For at least the second time this year, a Trump administration official has hit trouble via Twitter—and in this case it’s not the president himself.
Nikki Haley, the Trump ambassador to the United Nations, is the subject of a complaint filed with the Office of Special Counsel by the nonprofit Citizens for Responsible Ethics in Washington claiming a violation of the Hatch Act.
Haley, whose Twitter account has 369,000 followers and is labeled with her job title, last week retweeted a President Trump comment on the June 20 House election to fill the seat of Trump Budget Director Mick Mulvaney. “Ralph Norman, who is running for Congress in SC’s 5th District, will be a fantastic help to me in cutting taxes,” Trump wrote to his 33 million followers on June 19. He added a second tweet in the string to say a Norman victory would also help with “getting greater border security and healthcare.”
Source: U.N. Ambassador Haley Accused of Hatch Act Violation – Oversight – GovExec.com
Something we’ll probably be seeing a lot more of now that Donald Trump has been “elected” president- a pro-Trump radio station is targeting several postal workers for exercising their rights as American citizens.
Jerry Bader, a right wing radio talk show host in Sheboygan Wisconsin, posted this on his web site, in classic Trump “fake news” fashion: Continue reading
From the US Office of Special Counsel, the agency that enforces the Hatch Act:
A U.S. Postal Service employee in Colorado displayed a “Make America Great Again” – the slogan of Donald Trump’s presidential campaign – behind the desk at the post office. OSC contacted the postmaster of that facility and advised that the Hatch Act prohibited display of the sign. OSC confirmed that the sign was immediately removed from the post office.
Source: Office of Special Counsel
It’s election season (when is it not?) which means it’s time for the Hatch Act! From the Lancaster, Pennsylvania LNP:
Tomas Strouhal just wanted to openly support Donald Trump.

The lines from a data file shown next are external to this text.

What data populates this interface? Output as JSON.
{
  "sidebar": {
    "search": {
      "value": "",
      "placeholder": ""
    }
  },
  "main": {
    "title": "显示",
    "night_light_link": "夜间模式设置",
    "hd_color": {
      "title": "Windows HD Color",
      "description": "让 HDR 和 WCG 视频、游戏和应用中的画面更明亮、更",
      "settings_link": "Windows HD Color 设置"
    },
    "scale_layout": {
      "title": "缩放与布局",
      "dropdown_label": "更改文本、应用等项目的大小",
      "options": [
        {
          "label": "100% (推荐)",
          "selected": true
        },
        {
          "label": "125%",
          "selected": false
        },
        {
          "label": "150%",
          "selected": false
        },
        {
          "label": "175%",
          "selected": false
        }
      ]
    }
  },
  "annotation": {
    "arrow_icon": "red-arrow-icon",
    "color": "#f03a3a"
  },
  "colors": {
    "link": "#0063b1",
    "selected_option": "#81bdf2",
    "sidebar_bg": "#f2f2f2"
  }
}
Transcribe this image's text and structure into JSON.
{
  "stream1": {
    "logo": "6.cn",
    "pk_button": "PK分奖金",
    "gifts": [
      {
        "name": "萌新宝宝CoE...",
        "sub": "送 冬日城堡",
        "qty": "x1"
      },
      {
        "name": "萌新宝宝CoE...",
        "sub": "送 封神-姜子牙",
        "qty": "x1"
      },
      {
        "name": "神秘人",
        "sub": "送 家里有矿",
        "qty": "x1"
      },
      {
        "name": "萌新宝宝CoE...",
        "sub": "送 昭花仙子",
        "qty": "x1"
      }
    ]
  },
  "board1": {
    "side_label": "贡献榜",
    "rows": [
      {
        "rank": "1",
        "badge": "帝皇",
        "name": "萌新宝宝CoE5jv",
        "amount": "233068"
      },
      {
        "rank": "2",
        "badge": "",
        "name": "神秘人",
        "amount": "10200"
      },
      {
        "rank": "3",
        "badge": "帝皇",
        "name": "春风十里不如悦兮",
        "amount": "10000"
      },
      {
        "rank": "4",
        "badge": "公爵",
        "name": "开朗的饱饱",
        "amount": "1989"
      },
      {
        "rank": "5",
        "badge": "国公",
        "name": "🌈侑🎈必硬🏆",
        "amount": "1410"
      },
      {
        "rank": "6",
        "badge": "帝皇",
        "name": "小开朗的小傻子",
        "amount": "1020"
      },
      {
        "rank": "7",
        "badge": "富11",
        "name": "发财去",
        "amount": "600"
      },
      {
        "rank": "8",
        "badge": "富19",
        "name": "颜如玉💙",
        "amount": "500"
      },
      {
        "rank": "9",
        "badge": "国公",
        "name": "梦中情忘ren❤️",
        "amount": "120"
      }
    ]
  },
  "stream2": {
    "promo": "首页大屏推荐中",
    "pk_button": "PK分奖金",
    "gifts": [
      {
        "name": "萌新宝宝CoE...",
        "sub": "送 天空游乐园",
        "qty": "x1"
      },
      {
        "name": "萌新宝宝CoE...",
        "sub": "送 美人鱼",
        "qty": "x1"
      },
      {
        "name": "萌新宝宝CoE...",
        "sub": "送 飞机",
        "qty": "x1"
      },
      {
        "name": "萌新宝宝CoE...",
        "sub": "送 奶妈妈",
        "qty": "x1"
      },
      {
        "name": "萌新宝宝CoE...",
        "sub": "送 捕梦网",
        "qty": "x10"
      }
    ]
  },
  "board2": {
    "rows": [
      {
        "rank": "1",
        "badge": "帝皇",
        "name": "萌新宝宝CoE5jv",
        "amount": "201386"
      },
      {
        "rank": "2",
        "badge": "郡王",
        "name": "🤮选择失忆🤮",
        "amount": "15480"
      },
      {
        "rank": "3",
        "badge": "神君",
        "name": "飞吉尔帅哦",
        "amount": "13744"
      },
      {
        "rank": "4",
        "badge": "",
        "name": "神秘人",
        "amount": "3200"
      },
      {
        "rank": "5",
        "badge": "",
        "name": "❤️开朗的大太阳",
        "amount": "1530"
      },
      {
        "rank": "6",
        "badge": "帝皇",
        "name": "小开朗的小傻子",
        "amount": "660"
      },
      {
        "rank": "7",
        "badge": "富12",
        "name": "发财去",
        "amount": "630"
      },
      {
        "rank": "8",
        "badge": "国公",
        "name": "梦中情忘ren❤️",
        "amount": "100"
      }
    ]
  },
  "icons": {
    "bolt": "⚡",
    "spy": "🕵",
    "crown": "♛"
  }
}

The 23-year-old Quarryville resident put a Trump bumper sticker on his 2003 Chrysler Sebring and hung up a newspaper clipping inside his locker at the Leola post office, where he works.
But Strouhal’s employer took issue with them. Citing the Hatch Act, which governs political activity by federal employees, his supervisor said the “Trump: Make America Great Again” bumper sticker must go if his car is parked in the post office parking lot.
The USPS later relented, after learning that Hatch Act regulations do allow the display of one election related bumper sticker on a personal vehicle parked in an employee parking lot.
Strouhal says he thinks it was his support of Trump that got him in trouble, and claims that “it’s caused his co-workers to treat him differently and have a general ‘attitude’ toward him”.
Strouhal says he’s hoping to vote for Trump in November, but there’s one slight problem.
Strouhal is not a US citizen.
The LNP story says he emigrated from the Czech Republic in 1997, and hopes to become a naturalized citizen by election day so he can vote for the notoriously anti-immigrant Trump.
The story doesn’t indicate whether or not Strouhal is aware of Trump’s opinion on foreigners coming to the US and taking “American” jobs, but his knowledge of his favorite candidate seems sketchy at best:
“(Trump) is not a politician,” Strouhal said. “He’s a normal, working-class American, and my views are just like his.”
Source: Donald Trump bumper sticker lands postal worker in hot water | Pennsylvania | lancasteronline.com
An Illinois mail handler has been fired after he ignored warnings that his campaigns for partisan political office violated the Hatch Act. Marcus Lewis, who worked at the Carol Stream IL processing plant, ran twice for the seat formerly held by Jesse Jackson Jr- first in the 2012 general election, and again in the 2013 special election that was called after Jackson resigned his office.
Lewis, a Republican, claimed he had no knowledge of the Hatch Act provision that prohibits most federal employees from competing in partisan elections- despite repeated warnings from the USPS and the Justice Department that he needed to choose between withdrawing from the election, or resigning his job. While Lewis ran as an independent, the elections were considered partisan, making them off-limits to federal workers.
In the 2012 general election, Lewis actually got 40,000 votes- but he was far behind both Jackson, and the official GOP candidate, getting just 13.5% of the vote. What little support he had mostly evaporated in the special election, when he recorded just 1,345 votes, or 1.6%, trailing even the Green Party nominee.
Not surprisingly for a failed GOP politician, Lewis has responded to the loss of his postal job by running to Fox News, which has proclaimed him a true folk hero. The network is attempting to compare Lewis’s firing to the suspension handed out to an IRS worker accused of political activities on the job, ignoring the simple fact that the IRS employee admitted that he had violated the law, and accepted his punishment, while Lewis still claims to be above the law. (Fox also conveniently fails to mention that the law Lewis violated is the 2012 update of the Hatch Act, passed by the GOP controlled House).
Lewis may also consider himself above reality- faced, he says, with the need for a job to support his family, he’s decided to- what else?- run for Congress again!